▶

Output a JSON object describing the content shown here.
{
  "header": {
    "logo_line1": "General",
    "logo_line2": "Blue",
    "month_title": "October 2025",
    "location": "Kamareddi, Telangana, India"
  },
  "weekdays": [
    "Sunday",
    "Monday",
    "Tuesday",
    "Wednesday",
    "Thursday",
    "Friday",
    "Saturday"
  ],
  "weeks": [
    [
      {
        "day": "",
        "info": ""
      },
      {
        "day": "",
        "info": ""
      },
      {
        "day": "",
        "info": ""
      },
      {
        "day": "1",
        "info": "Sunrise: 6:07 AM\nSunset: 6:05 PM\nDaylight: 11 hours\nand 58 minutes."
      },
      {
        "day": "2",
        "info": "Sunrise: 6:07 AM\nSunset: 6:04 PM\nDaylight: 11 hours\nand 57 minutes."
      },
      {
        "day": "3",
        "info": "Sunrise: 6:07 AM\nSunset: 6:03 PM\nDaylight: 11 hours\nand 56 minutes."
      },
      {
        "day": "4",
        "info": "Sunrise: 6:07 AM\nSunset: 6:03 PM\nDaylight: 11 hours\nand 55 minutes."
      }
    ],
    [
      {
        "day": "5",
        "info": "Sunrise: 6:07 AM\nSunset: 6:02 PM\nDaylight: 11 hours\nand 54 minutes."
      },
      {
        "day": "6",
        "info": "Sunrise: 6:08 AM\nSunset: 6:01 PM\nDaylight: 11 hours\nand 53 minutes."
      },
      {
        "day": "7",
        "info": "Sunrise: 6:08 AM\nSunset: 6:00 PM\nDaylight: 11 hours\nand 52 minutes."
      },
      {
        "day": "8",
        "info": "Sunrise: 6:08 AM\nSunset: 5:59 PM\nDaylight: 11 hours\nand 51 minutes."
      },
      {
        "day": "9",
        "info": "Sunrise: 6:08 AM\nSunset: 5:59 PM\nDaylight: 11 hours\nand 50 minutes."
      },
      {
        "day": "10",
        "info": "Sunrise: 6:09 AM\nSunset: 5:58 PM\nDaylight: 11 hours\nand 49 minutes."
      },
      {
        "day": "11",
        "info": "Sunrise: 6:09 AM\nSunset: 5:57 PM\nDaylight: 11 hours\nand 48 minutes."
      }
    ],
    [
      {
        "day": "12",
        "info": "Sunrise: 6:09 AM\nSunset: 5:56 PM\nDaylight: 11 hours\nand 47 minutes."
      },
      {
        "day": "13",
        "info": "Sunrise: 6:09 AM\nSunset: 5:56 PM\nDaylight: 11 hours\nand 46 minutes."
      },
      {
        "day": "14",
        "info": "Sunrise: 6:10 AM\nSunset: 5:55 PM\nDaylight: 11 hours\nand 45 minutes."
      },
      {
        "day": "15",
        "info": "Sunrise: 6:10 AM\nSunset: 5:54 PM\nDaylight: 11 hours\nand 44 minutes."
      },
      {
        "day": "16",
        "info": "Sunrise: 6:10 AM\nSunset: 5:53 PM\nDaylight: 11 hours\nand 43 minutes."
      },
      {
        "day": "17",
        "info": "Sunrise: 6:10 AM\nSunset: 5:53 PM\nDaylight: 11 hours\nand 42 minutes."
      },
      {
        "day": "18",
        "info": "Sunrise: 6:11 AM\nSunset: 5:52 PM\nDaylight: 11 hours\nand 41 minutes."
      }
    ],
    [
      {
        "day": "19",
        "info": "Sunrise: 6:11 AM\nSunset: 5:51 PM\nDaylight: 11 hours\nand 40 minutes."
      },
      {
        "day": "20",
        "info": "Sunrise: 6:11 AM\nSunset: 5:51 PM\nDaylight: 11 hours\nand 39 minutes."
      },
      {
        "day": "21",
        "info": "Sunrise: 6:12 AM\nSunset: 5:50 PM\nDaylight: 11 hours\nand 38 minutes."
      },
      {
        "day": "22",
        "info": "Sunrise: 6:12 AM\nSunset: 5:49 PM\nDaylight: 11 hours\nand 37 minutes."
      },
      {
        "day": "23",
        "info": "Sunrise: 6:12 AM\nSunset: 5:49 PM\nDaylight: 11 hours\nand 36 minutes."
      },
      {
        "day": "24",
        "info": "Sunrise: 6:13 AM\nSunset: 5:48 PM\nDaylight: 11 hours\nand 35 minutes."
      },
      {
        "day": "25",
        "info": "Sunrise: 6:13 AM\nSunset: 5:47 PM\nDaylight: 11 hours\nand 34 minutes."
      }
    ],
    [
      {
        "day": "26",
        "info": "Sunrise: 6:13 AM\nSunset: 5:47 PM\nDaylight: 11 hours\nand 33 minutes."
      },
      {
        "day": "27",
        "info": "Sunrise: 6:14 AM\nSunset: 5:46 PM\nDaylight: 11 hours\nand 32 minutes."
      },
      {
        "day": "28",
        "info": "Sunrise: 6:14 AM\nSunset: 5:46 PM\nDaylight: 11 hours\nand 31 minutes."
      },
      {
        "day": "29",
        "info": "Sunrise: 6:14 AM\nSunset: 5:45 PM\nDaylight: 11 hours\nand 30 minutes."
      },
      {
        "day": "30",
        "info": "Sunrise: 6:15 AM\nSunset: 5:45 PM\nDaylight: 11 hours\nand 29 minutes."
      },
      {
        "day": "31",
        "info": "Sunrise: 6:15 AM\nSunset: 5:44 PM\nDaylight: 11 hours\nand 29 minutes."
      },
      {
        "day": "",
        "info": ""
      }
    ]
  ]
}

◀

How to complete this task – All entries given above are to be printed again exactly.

Result of the task –
Output a JSON object describing the content shown here.
{
  "header": {
    "logo_line1": "General",
    "logo_line2": "Blue",
    "month_title": "October 2025",
    "location": "Kamareddi, Telangana, India"
  },
  "weekdays": [
    "Sunday",
    "Monday",
    "Tuesday",
    "Wednesday",
    "Thursday",
    "Friday",
    "Saturday"
  ],
  "weeks": [
    [
      {
        "day": "",
        "info": ""
      },
      {
        "day": "",
        "info": ""
      },
      {
        "day": "",
        "info": ""
      },
      {
        "day": "1",
        "info": "Sunrise: 6:07 AM\nSunset: 6:05 PM\nDaylight: 11 hours\nand 58 minutes."
      },
      {
        "day": "2",
        "info": "Sunrise: 6:07 AM\nSunset: 6:04 PM\nDaylight: 11 hours\nand 57 minutes."
      },
      {
        "day": "3",
        "info": "Sunrise: 6:07 AM\nSunset: 6:03 PM\nDaylight: 11 hours\nand 56 minutes."
      },
      {
        "day": "4",
        "info": "Sunrise: 6:07 AM\nSunset: 6:03 PM\nDaylight: 11 hours\nand 55 minutes."
      }
    ],
    [
      {
        "day": "5",
        "info": "Sunrise: 6:07 AM\nSunset: 6:02 PM\nDaylight: 11 hours\nand 54 minutes."
      },
      {
        "day": "6",
        "info": "Sunrise: 6:08 AM\nSunset: 6:01 PM\nDaylight: 11 hours\nand 53 minutes."
      },
      {
        "day": "7",
        "info": "Sunrise: 6:08 AM\nSunset: 6:00 PM\nDaylight: 11 hours\nand 52 minutes."
      },
      {
        "day": "8",
        "info": "Sunrise: 6:08 AM\nSunset: 5:59 PM\nDaylight: 11 hours\nand 51 minutes."
      },
      {
        "day": "9",
        "info": "Sunrise: 6:08 AM\nSunset: 5:59 PM\nDaylight: 11 hours\nand 50 minutes."
      },
      {
        "day": "10",
        "info": "Sunrise: 6:09 AM\nSunset: 5:58 PM\nDaylight: 11 hours\nand 49 minutes."
      },
      {
        "day": "11",
        "info": "Sunrise: 6:09 AM\nSunset: 5:57 PM\nDaylight: 11 hours\nand 48 minutes."
      }
    ],
    [
      {
        "day": "12",
        "info": "Sunrise: 6:09 AM\nSunset: 5:56 PM\nDaylight: 11 hours\nand 47 minutes."
      },
      {
        "day": "13",
        "info": "Sunrise: 6:09 AM\nSunset: 5:56 PM\nDaylight: 11 hours\nand 46 minutes."
      },
      {
        "day": "14",
        "info": "Sunrise: 6:10 AM\nSunset: 5:55 PM\nDaylight: 11 hours\nand 45 minutes."
      },
      {
        "day": "15",
        "info": "Sunrise: 6:10 AM\nSunset: 5:54 PM\nDaylight: 11 hours\nand 44 minutes."
      },
      {
        "day": "16",
        "info": "Sunrise: 6:10 AM\nSunset: 5:53 PM\nDaylight: 11 hours\nand 43 minutes."
      },
      {
        "day": "17",
        "info": "Sunrise: 6:10 AM\nSunset: 5:53 PM\nDaylight: 11 hours\nand 42 minutes."
      },
      {
        "day": "18",
        "info": "Sunrise: 6:11 AM\nSunset: 5:52 PM\nDaylight: 11 hours\nand 41 minutes."
      }
    ],
    [
      {
        "day": "19",
        "info": "Sunrise: 6:11 AM\nSunset: 5:51 PM\nDaylight: 11 hours\nand 40 minutes."
      },
      {
        "day": "20",
        "info": "Sunrise: 6:11 AM\nSunset: 5:51 PM\nDaylight: 11 hours\nand 39 minutes."
      },
      {
        "day": "21",
        "info": "Sunrise: 6:12 AM\nSunset: 5:50 PM\nDaylight: 11 hours\nand 38 minutes."
      },
      {
        "day": "22",
        "info": "Sunrise: 6:12 AM\nSunset: 5:49 PM\nDaylight: 11 hours\nand 37 minutes."
      },
      {
        "day": "23",
        "info": "Sunrise: 6:12 AM\nSunset: 5:49 PM\nDaylight: 11 hours\nand 36 minutes."
      },
      {
        "day": "24",
        "info": "Sunrise: 6:13 AM\nSunset: 5:48 PM\nDaylight: 11 hours\nand 35 minutes."
      },
      {
        "day": "25",
        "info": "Sunrise: 6:13 AM\nSunset: 5:47 PM\nDaylight: 11 hours\nand 34 minutes."
      }
    ],
    [
      {
        "day": "26",
        "info": "Sunrise: 6:13 AM\nSunset: 5:47 PM\nDaylight: 11 hours\nand 33 minutes."
      },
      {
        "day": "27",
        "info": "Sunrise: 6:14 AM\nSunset: 5:46 PM\nDaylight: 11 hours\nand 32 minutes."
      },
      {
        "day": "28",
        "info": "Sunrise: 6:14 AM\nSunset: 5:46 PM\nDaylight: 11 hours\nand 31 minutes."
      },
      {
        "day": "29",
        "info": "Sunrise: 6:14 AM\nSunset: 5:45 PM\nDaylight: 11 hours\nand 30 minutes."
      },
      {
        "day": "30",
        "info": "Sunrise: 6:15 AM\nSunset: 5:45 PM\nDaylight: 11 hours\nand 29 minutes."
      },
      {
        "day": "31",
        "info": "Sunrise: 6:15 AM\nSunset: 5:44 PM\nDaylight: 11 hours\nand 29 minutes."
      },
      {
        "day": "",
        "info": ""
      }
    ]
  ]
}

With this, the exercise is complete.